[Stored records]
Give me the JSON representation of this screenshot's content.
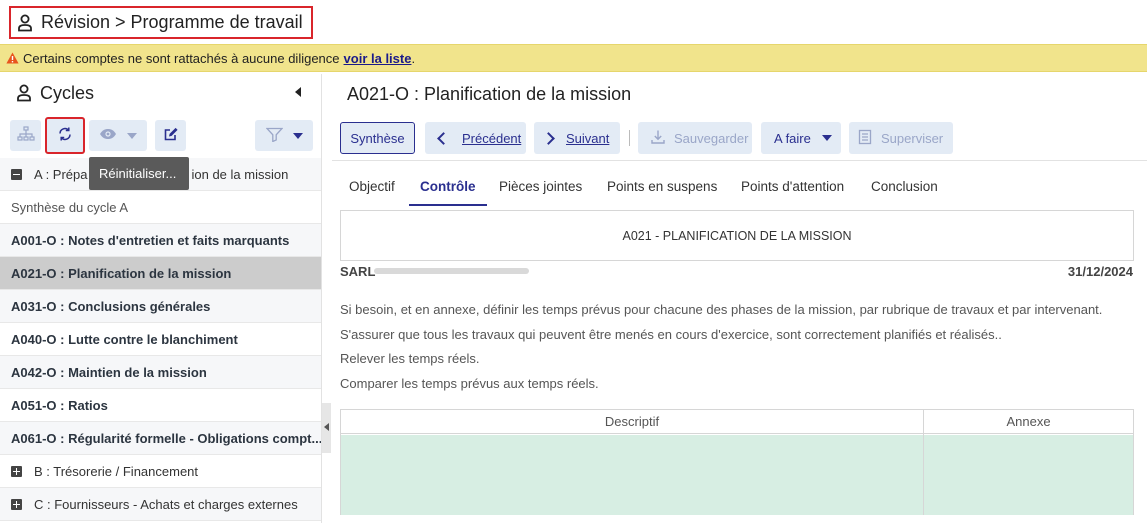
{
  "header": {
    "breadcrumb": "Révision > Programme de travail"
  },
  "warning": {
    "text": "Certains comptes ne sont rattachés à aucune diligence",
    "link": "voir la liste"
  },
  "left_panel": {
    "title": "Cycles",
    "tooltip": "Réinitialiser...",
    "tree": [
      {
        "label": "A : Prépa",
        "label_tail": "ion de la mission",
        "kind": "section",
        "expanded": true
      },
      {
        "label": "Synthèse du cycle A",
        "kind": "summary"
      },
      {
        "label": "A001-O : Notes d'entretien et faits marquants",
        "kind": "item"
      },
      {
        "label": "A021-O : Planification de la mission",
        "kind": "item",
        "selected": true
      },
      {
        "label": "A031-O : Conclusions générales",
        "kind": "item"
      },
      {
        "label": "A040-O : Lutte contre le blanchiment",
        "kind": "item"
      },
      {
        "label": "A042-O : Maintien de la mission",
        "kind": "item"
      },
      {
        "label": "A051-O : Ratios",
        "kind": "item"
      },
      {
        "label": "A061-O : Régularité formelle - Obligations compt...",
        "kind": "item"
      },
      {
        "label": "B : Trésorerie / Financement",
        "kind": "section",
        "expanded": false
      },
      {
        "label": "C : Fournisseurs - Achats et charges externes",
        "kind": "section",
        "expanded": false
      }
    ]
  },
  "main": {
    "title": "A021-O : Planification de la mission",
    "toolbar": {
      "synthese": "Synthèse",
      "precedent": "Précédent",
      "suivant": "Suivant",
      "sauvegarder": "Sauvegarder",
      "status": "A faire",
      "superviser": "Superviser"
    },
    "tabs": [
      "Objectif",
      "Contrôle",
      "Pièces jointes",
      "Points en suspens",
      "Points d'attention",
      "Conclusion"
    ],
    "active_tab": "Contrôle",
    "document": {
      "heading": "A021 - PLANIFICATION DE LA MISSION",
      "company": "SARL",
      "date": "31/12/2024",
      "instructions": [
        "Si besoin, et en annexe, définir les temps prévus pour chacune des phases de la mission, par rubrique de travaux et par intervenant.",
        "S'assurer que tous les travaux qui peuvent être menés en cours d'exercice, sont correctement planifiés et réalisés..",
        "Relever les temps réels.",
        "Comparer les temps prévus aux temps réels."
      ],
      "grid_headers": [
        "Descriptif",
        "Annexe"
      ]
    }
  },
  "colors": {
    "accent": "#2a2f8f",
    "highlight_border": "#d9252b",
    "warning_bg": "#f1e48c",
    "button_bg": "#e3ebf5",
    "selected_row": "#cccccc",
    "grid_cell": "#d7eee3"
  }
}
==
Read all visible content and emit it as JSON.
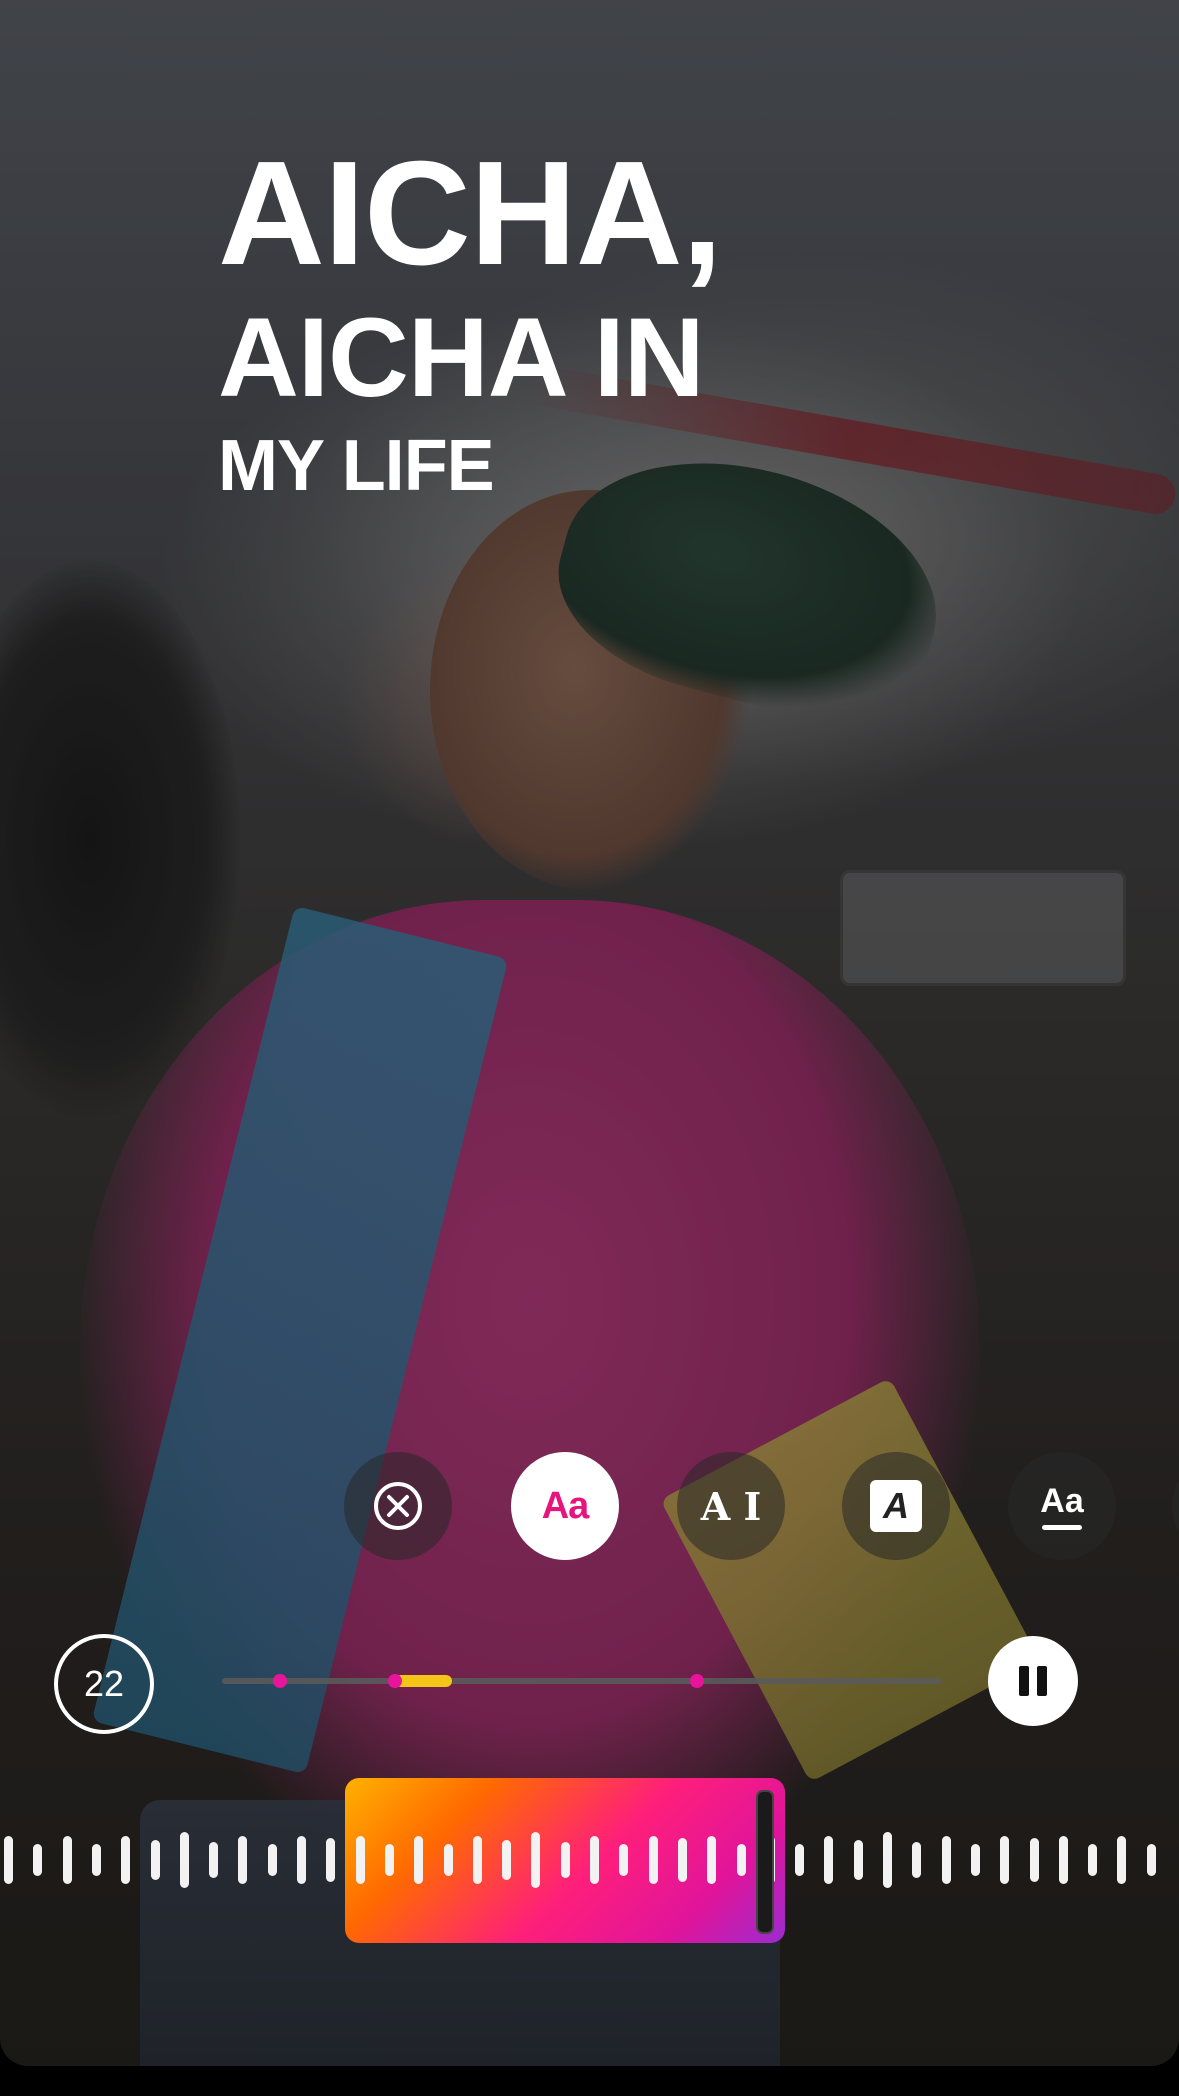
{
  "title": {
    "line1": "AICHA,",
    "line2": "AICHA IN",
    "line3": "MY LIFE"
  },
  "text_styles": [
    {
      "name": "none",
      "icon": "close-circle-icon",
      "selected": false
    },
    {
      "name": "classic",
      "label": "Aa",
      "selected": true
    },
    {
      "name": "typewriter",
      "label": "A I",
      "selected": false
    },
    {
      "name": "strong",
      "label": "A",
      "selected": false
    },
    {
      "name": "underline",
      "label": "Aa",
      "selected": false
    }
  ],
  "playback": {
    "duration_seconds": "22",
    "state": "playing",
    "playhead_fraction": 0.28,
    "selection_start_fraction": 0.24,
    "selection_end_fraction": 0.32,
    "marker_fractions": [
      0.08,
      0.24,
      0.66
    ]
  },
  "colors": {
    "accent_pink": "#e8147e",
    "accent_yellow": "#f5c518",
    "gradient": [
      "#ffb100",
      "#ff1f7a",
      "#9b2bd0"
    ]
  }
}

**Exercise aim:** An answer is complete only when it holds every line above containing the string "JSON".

**Final answer:**
Give me the JSON representation of this screenshot's content.
Read all visible content and emit it as JSON.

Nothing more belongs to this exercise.